I post graduated in Human Resources , have 6 years of experience and the firm with which i am at the moment is my 3rd. All throughout my tenure i have only worked in out and out HR intensive roles and in my current role i am an HR Project Manager who implements systems. How i accidentally started exploring IT/Technology was, i would volunteer to test/ understand the back ends of systems that i used (can be something as simple as your phone too) whenever there was an issue. Gradually i realized, i was learning more than others and eventually became the person who would be approached within teams for any system related issues.
Then came my break, when for all employees there was a system to be launched, that although would be spearheaded by IT, but they needed someone from HR who could give requirements, and there i was deep diving into all system conversations day in day out. After a point my understanding was at par with the IT folks, and although i did not have in depth technical expertise but i knew what needed applying when. Thus, i moved into an HR Project Manager role, where i get HR systems implemented, and now i am privy to even the coding that goes into making a system what it is.. and hence i believe you can imagine what i can do next.. :)
Hope this helps.
In technology, the two biggest fields are sales and product development. From there, I'd consider which field you find most interesting then consider what experience do you need to be considered for a role in these areas.
For sales - retail experience can be a plus especially for entry-level sales roles.

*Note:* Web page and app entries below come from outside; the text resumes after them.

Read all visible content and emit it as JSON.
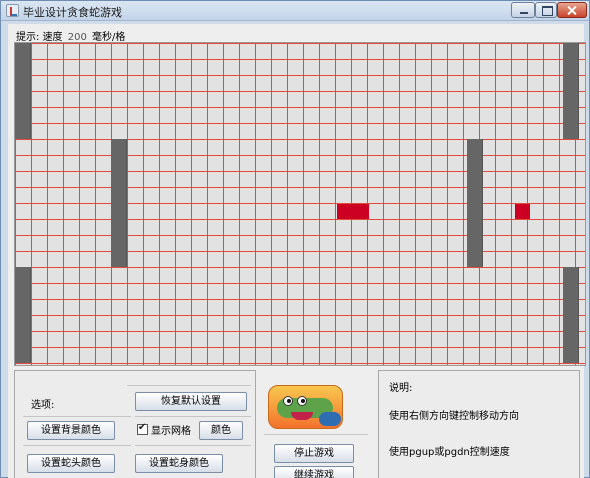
{
  "window": {
    "title": "毕业设计贪食蛇游戏"
  },
  "hint": {
    "prefix": "提示:",
    "speed_label": "速度",
    "speed_value": "200",
    "speed_unit": "毫秒/格"
  },
  "board": {
    "show_grid": true,
    "colors": {
      "background": "#e2e2e2",
      "grid": "#e04b3a",
      "wall": "#666666",
      "food": "#cc0022"
    }
  },
  "options": {
    "title": "选项:",
    "restore_defaults_label": "恢复默认设置",
    "set_background_color_label": "设置背景颜色",
    "show_grid_label": "显示网格",
    "grid_color_label": "颜色",
    "set_head_color_label": "设置蛇头颜色",
    "set_body_color_label": "设置蛇身颜色"
  },
  "controls": {
    "stop_game_label": "停止游戏",
    "continue_game_label": "继续游戏"
  },
  "description": {
    "title": "说明:",
    "line1": "使用右侧方向键控制移动方向",
    "line2": "使用pgup或pgdn控制速度"
  },
  "icons": {
    "app": "java-cup-icon",
    "logo": "snake-logo-icon"
  }
}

For product development - there are many different boot camps and certification courses you could consider taking to get engineering or design experience.

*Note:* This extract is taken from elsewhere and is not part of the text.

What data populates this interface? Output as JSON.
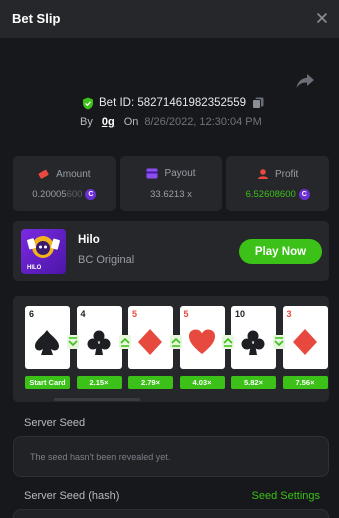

I'd encourage exploring more on CodeAcademy, General Assembly, Flatiron, or even your local community or state colleges. These options are far less expensive than a college degree and you can usually find a loan provider very easily.
It's also fun and provides instant gratification... your program either works and does what you wanted it to do, or it doesn't.
Depending on your interests there are a number of courses that you can take. Check out Codeacademy.com for ideas and a place to start.
Even there are some online communities like Kaggle, Analyticsvidhya, where can learn and earn data Analytics as my domian. You can see something like this for other domains also.
And if you feel you are more strong in your domain. You can look for a startup with some new ideas. Because big companies are supporting startups as their CSR activities.
In my suggestion, working in the field of tech without any college degree is mostly driven by interest. There are people out there who have done bachelor's in mechanical engineering but are working in tech side, to be specific in software engineering. It's more about how you build your profile matching the market demands.
Okay, given that we assume you find software development as an intriguing task, you can always start by learning one programming language (there are plenty of online FREE and PAID resources), then build something that adds to your profile. You can also start your career in remote, work from home jobs, or in freelancing (obviously once you get proficient).
Having said that, all the best!! Explore the enormous opportunities in tech!!
You can start by getting certifications in skills with high demand right now like:
1. Microsoft Azure
2. Amazon Web Services
The learning materials are typically free or at a low cost, and you just need to pay for the fees to take the certification exams (usually under $1000).
If you have some more money, you can think about taking a short career course like General Assembly or Dev Mountain if they're available in your region, or you can take them online ($5500-$15000)
A degree isn't required for many entry-level jobs in tech! If programming isn't for you, some fields that you can start looking into are IT, recruiting, and tech sales. These roles however, do require a lot of persistence, perseverance, and openness to feedback. You'll have to be a strong speaker and doer.
A program like YearUp (https://www.yearup.org/) which provides job training and internship placement, is also a great start.
Entry-level jobs you can look into: Sales Development Representative (SDR), Recruiting Coordinator, IT Specialist.